Skip to main content

Home Music Music News

Inside Outernet, the development bringing live music back to Central London

Rolling Stone UK heads inside HERE and The Lower Third in the Outernet District to discover Central London's most anticipated new venue

By Nick Reilly

Outernet's interior (Photography by Jake Davis of Khroma Collective (

As the Outernet District opens to gig-goers for the first time, the venue’s operators have told Rolling Stone UK how it’s set to bring live music back to the heart of central London.

The development, which first opened last month on Charing Cross Road, marks the largest purpose-built venue to central London to open since the 1940s. From the outside, it is impossible to miss the huge gold frontage that looms large outside Tottenham Court Road Station, as well as the imposing LED screens (in fact the biggest in the world).

But once inside, the heart of the venue comes in the form of HERE, a 2000 capacity gig space over two floors which boasts state-of-the-art audio technology and LED screens that will come to life when the likes of Gang of Youths, Eurovision hero Sam Ryder, Alfie Templeman and Berwyn take to the stage in the coming months.

The technological advancements of HERE mean it is firmly facing the future, but it is situated in an area only too aware of its musical past. Outernet backs onto the historic Denmark Street, which was the epicentre of London’s music scene in the 70s – with guitar shops, recording studios and bars frequented by the likes of David Bowie, the Sex Pistols and the Rolling Stones.

Inside The Lower Third

That heritage is reflected in The Lower Third (a nod to one of David Bowie’s first ever bands), which was previously known as the 12bar – a dive bar that hosted early shows from The Libertines. It has now been redeveloped and brought into Outernet.

“The Lower Third, we were very conscious of that space and what it meant to music fans and the music industry,” says the venue’s operating partner Karrie Goldberg.

“It was also only one floor before, so we’ve added a second room upstairs to really bring live music back to Denmark Street. No one wanted to turn it into Disneyland. We wanted to acknowledge the importance of what the 12 Bar was, but nudge it forward a little bit in terms of what the programming could offer.”

Goldberg’s co partner Robert Butters adds: “For The Lower Third we want bands with a following today, but also those who can say in the future they started here. We want it to be a place where bands make their name, much like the Astoria and 12 Bar were.”

The bar at HERE © Photography by Jake Davis of Khroma Collective (

Still, HERE appears to be a venue that very much benefits from its future-facing approach. A mezzanine on all three sides means fans are left with no shortage of vantage viewing points, while a team of architects have specifically designed the walls to absorb sound. When paired with the high-end sound system, it is almost like the designers have specifically ticked off every minor quality quibble that gig-goers could possibly have .

As for the programming ahead, Goldberg says programming manager Chloe Mitchell has a “broad understanding” of the shows in the months ahead.

“We’ve got a huge variety of shows coming up. We’ve got people who know their lanes very well and they are strategically booking the calendar to add to that.”

It is a huge draw to artists too.
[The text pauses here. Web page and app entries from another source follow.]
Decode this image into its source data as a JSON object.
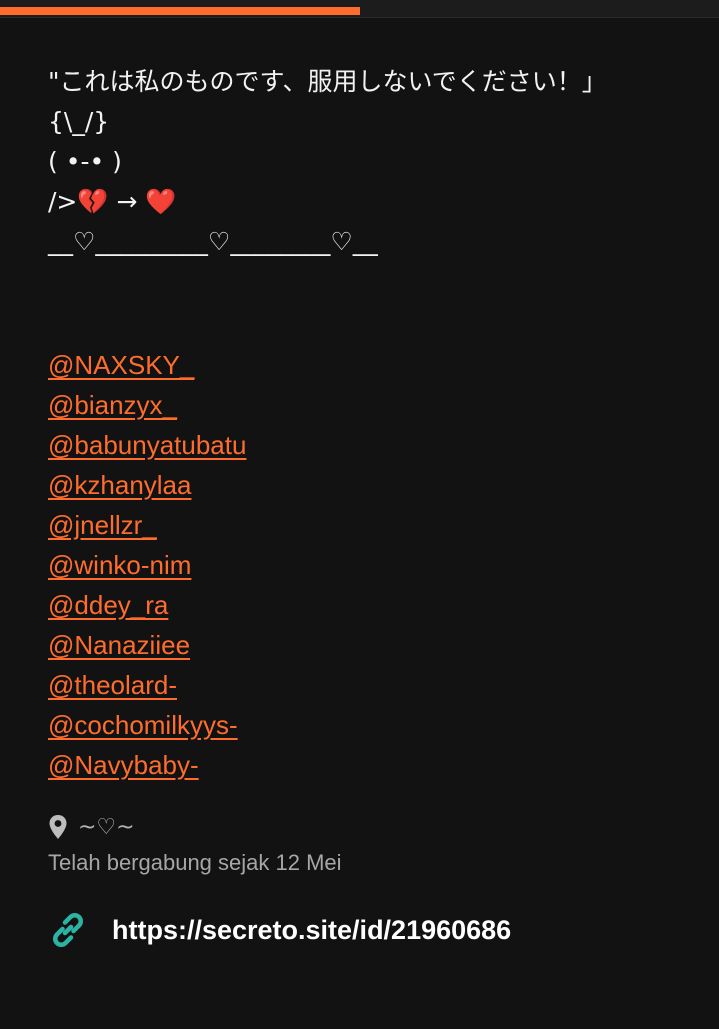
{
  "progress": {
    "fraction": 0.5,
    "color": "#ff6d2d"
  },
  "bio": {
    "line1": "\"これは私のものです、服用しないでください！」",
    "line2": "{\\_/}",
    "line3": "( •-• )",
    "line4_prefix": "/>",
    "line4_broken_heart": "💔",
    "line4_arrow": " → ",
    "line4_heart": "❤️",
    "line5": "__♡_________♡________♡__"
  },
  "mentions": [
    "@NAXSKY_",
    "@bianzyx_",
    "@babunyatubatu",
    "@kzhanylaa",
    "@jnellzr_",
    "@winko-nim",
    "@ddey_ra",
    "@Nanaziiee",
    "@theolard-",
    "@cochomilkyys-",
    "@Navybaby-"
  ],
  "location": {
    "icon": "map-pin-icon",
    "text": "~♡~"
  },
  "joined": "Telah bergabung sejak 12 Mei",
  "link": {
    "icon": "link-icon",
    "url": "https://secreto.site/id/21960686",
    "icon_color": "#2bb3a3"
  },
  "colors": {
    "accent": "#ff6d2d",
    "background": "#121212"
  }
}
A tour of the venue reveals one of the most envious backstage areas that Rolling Stone UK has ever seen – with two luxe lounges equipped with all the facilities that a performer could possibly desire.

For all the venue’s innovations and charms, however, there still remains scepticism in some circles about its accessibility and affordability. It is a world away from the sweat and sawdust vibes of past Charing Cross Road venue The Astoria – which closed in 2009 to make way for Crossrail.
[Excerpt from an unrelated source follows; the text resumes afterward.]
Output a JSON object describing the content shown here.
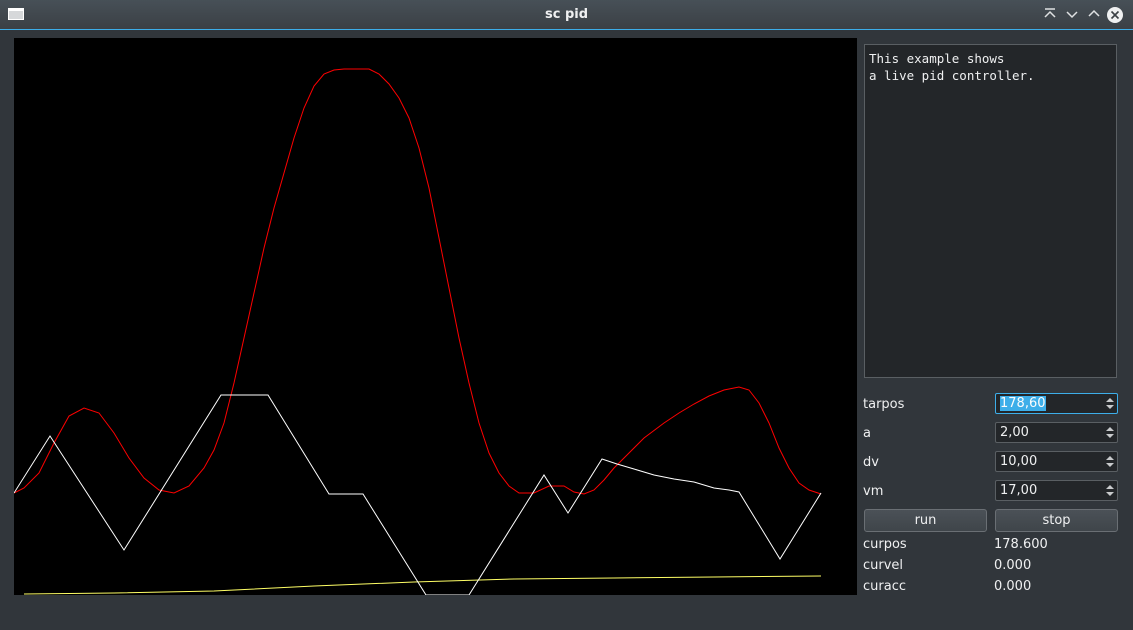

© Photography by Jake Davis of Khroma Collective (

Allaying those concerns, Goldberg adds: “We’re very conscious of promoters putting an accessible price on their ticket. The case in point is Sam Ryder, it was £15 and it sold out immediately. The artists and promoters still have to make money, but so far we haven’t had pushback.”

Butters, meanwhile, confirms that a pint will cost £6.50. While that won’t be for everyone, it is largely in line with the average price to be found in the area.

Ultimately though, it’s hard not to feel like Outernet is bringing music back to Central London at a time when nearly all venues in the immediate area have been forced to shut their doors. It is hoped that the music shops of Denmark Street will benefit from the trade of visiting musicians, while emerging musicians have just been given another possible location at which they can make their name. For fans and industry alike, you sense its opening can only be a good thing.